SAN DIEGO — Mental health challenges can be compartmentalized and tucked away or they can be brought out into the open. Two former mental health patients are teaming up to inspire others in crisis.
In this Zevely Zone, I visited a new mural at Sharp Mesa Vista Hospital. Catalina Bellizzi-Itiula is a local artist who is working on a mural for the remodeled intensive care unit at Sharp Mesa Vista Hospital which is the largest private behavioral health care provider in the San Diego region.
"The inspiration for this mural came very suddenly," said Catalina. The mural is particularly meaningful for Catalina as a former Sharp Mesa Vista patient. She hopes to provide comfort to current patients with her mural, which is a part of the modernization project for the ICU.
Catalina named her mural Moon Blooms because she wants mental health patients to know beautiful things can happen during their darkest hour.
"Five years ago, when I got diagnosed and when I was in the hospital, that was after a decade or two of complete chaos in my life," said Catalina who has been hospitalized five times with bipolar disorder.
"It's an amazing story of fighting spirit," said Dr. Fadi Nicolas. The Chief Medical Officer for Sharp Behavioral Health told us people who come to the Shiley Intensive Care Unit are often experiencing the lowest moment of their lives.
"Many times, they are psychotic, they are not in their right mind," said Dr. Nicolas. One of those patients was Anna Haudenschild Meier.
"I was really so lost at one point I could not even spell my own name," said Anna. Following her treatment, Anna is once again thriving as a wife and mother.
"Mental illness is real and people have to work really hard to be well and I just want to celebrate them and give them some motivation," said Anna.
When she heard the ICU was getting its first renovation since 1963 she called Dr. Nicolas. "She said what do you guys need I want to help, my family and I want to help and we said we need a donor for the mural project," said Dr. Nicolas.
Anna offered to pay for the project and called Catalina. "I thought I was hallucinating because this has been like my dream, I have specifically said I want to make art for my hospital," said Catalina who is also back to thriving as a mother.
"I have been told that women with bipolar don't make great mothers. I have been told that the government would take my baby away. Another one of my goals is to actually prove that you can do it. People with bipolar are not monsters, my baby is happy. I am a good mom," said Catalina. "The one takeaway I have from getting diagnosed at age thirty is that I wish I would have been diagnosed so much earlier."

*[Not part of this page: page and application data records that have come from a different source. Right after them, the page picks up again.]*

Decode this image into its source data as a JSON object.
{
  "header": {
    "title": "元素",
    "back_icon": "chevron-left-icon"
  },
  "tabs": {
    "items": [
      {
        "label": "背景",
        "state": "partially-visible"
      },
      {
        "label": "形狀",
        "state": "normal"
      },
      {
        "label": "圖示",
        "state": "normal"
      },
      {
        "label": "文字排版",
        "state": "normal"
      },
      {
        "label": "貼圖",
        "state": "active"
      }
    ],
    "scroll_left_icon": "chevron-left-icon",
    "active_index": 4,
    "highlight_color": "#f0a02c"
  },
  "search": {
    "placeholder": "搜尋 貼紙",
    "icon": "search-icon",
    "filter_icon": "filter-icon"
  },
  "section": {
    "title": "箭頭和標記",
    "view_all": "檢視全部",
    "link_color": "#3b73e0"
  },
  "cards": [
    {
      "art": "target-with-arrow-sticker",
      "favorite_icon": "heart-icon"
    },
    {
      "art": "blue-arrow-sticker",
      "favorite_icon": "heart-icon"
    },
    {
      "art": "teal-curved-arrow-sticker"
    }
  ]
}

She hopes when future patients see her mural Moon Blooms they are inspired. "That good things can still happen at night and just because you don't see the sun it's still there which is why I have moons on here," said Catalina who with every stroke is leaving a love letter to anyone who follows. "Everything is going to be alright, you are going to find your way, you're going to find the right medications," said Catalina.
The ICU opened in 1963 and annually serves approximately 1,000 patients with severe mental health conditions. Several foundations – such as the Shiley Foundation and the David C. Copley Foundation – along with the hospital's employees have donated to this modernization project.